Look through the records, and wherever the string "init" turns up, copy out that line.

[[ SOURCE RECORDS open ]]

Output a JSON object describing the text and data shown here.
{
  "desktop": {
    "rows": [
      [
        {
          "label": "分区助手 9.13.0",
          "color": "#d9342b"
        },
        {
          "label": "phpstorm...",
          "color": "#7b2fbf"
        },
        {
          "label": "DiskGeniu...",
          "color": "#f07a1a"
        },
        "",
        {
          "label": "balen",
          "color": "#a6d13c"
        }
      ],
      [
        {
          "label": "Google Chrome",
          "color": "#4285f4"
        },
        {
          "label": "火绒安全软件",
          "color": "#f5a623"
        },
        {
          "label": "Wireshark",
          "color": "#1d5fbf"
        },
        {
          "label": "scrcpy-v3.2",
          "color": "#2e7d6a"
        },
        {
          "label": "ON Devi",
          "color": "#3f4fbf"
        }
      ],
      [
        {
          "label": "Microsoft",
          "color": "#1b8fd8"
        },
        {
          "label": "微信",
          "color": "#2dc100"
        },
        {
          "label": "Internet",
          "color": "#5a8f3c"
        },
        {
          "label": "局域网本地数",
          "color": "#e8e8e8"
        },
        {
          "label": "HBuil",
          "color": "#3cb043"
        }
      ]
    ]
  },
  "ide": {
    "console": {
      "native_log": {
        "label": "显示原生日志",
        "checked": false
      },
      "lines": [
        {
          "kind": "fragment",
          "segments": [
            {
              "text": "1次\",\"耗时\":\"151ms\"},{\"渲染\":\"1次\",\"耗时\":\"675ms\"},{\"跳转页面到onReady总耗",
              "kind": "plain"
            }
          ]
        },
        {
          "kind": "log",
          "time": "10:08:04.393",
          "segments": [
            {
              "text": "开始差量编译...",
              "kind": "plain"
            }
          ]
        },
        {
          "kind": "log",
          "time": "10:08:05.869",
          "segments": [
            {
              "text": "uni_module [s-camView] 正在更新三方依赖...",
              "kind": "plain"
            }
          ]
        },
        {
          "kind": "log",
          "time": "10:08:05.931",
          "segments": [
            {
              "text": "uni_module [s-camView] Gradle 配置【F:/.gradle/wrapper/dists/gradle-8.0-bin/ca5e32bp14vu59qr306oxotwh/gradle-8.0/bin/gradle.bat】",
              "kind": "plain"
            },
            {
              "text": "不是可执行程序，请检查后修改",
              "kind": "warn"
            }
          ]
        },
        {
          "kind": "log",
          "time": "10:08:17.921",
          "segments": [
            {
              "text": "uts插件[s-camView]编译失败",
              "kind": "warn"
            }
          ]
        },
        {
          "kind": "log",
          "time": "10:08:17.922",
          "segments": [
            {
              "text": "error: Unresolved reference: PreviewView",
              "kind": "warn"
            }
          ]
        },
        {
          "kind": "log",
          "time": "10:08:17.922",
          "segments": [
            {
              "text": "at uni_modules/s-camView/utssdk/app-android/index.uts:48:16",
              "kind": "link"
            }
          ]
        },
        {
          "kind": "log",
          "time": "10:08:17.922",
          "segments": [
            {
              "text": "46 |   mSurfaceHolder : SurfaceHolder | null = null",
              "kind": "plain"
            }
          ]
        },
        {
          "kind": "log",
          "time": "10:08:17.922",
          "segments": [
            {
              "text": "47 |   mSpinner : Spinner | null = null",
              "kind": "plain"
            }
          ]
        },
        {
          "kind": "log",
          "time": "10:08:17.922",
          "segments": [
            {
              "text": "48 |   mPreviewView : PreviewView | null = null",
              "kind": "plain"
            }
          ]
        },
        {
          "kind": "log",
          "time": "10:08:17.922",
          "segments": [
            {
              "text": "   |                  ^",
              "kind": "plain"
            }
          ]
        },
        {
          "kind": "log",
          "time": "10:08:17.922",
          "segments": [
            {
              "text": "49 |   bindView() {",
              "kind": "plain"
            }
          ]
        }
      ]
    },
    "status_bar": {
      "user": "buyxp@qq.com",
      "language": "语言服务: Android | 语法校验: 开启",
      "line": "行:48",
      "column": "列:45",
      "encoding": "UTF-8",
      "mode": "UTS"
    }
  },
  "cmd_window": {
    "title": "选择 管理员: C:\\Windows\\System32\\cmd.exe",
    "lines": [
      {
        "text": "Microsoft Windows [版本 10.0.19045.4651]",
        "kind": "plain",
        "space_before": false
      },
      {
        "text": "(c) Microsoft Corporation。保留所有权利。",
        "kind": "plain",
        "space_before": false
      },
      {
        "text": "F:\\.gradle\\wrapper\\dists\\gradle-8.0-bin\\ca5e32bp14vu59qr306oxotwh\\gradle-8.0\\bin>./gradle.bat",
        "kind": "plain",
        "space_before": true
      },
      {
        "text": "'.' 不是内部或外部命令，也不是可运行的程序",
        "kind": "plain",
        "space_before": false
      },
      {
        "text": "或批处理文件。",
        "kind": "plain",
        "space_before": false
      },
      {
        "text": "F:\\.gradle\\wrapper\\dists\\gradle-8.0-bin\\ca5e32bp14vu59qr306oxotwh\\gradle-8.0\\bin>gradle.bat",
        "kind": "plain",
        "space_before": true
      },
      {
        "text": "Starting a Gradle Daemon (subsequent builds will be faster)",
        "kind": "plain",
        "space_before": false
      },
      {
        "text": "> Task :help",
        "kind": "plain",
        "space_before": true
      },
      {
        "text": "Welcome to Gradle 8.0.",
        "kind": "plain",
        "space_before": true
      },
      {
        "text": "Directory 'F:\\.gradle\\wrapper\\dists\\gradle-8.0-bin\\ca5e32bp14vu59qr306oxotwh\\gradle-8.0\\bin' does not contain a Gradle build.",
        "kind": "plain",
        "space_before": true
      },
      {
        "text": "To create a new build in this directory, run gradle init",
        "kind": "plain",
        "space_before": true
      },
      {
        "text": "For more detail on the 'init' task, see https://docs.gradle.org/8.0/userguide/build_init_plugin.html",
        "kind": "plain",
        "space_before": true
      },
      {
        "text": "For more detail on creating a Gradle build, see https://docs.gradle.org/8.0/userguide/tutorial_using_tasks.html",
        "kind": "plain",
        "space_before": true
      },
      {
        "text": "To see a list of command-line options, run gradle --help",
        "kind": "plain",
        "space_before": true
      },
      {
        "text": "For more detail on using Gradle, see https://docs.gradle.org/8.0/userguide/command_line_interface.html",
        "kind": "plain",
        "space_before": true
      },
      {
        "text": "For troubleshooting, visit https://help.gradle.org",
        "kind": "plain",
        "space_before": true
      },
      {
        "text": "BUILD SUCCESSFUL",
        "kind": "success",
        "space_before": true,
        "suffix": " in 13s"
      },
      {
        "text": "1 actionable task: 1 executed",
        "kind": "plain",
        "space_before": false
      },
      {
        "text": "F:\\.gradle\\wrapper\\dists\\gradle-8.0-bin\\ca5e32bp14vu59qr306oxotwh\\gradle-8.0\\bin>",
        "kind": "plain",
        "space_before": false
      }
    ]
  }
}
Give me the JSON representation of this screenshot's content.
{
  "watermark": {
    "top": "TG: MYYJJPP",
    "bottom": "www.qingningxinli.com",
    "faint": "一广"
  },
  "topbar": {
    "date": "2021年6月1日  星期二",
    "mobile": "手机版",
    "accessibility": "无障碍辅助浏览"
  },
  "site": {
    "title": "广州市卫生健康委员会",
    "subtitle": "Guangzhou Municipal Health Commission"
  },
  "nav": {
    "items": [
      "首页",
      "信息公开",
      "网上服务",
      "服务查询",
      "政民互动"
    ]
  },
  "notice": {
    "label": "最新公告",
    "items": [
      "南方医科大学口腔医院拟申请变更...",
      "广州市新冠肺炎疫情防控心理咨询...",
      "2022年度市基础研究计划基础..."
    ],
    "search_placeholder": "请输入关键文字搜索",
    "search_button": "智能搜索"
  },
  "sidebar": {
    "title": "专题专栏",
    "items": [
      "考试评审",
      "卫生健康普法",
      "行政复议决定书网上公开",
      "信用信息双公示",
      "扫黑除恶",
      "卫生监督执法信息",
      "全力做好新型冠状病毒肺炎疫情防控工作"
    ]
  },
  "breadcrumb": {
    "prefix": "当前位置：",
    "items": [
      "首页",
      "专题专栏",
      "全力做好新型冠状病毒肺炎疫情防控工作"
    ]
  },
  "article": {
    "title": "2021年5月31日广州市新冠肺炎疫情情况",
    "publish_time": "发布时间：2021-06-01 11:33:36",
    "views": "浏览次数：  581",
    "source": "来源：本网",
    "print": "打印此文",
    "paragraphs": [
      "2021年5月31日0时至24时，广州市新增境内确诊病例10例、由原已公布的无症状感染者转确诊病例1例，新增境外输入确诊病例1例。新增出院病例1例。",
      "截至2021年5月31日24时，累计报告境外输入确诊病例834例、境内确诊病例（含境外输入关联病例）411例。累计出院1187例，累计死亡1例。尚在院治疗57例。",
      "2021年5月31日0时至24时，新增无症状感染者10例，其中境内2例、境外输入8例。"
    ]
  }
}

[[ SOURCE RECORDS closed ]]

SOLUTION BELOW.
        "text": "To create a new build in this directory, run gradle init",
        "text": "For more detail on the 'init' task, see https://docs.gradle.org/8.0/userguide/build_init_plugin.html",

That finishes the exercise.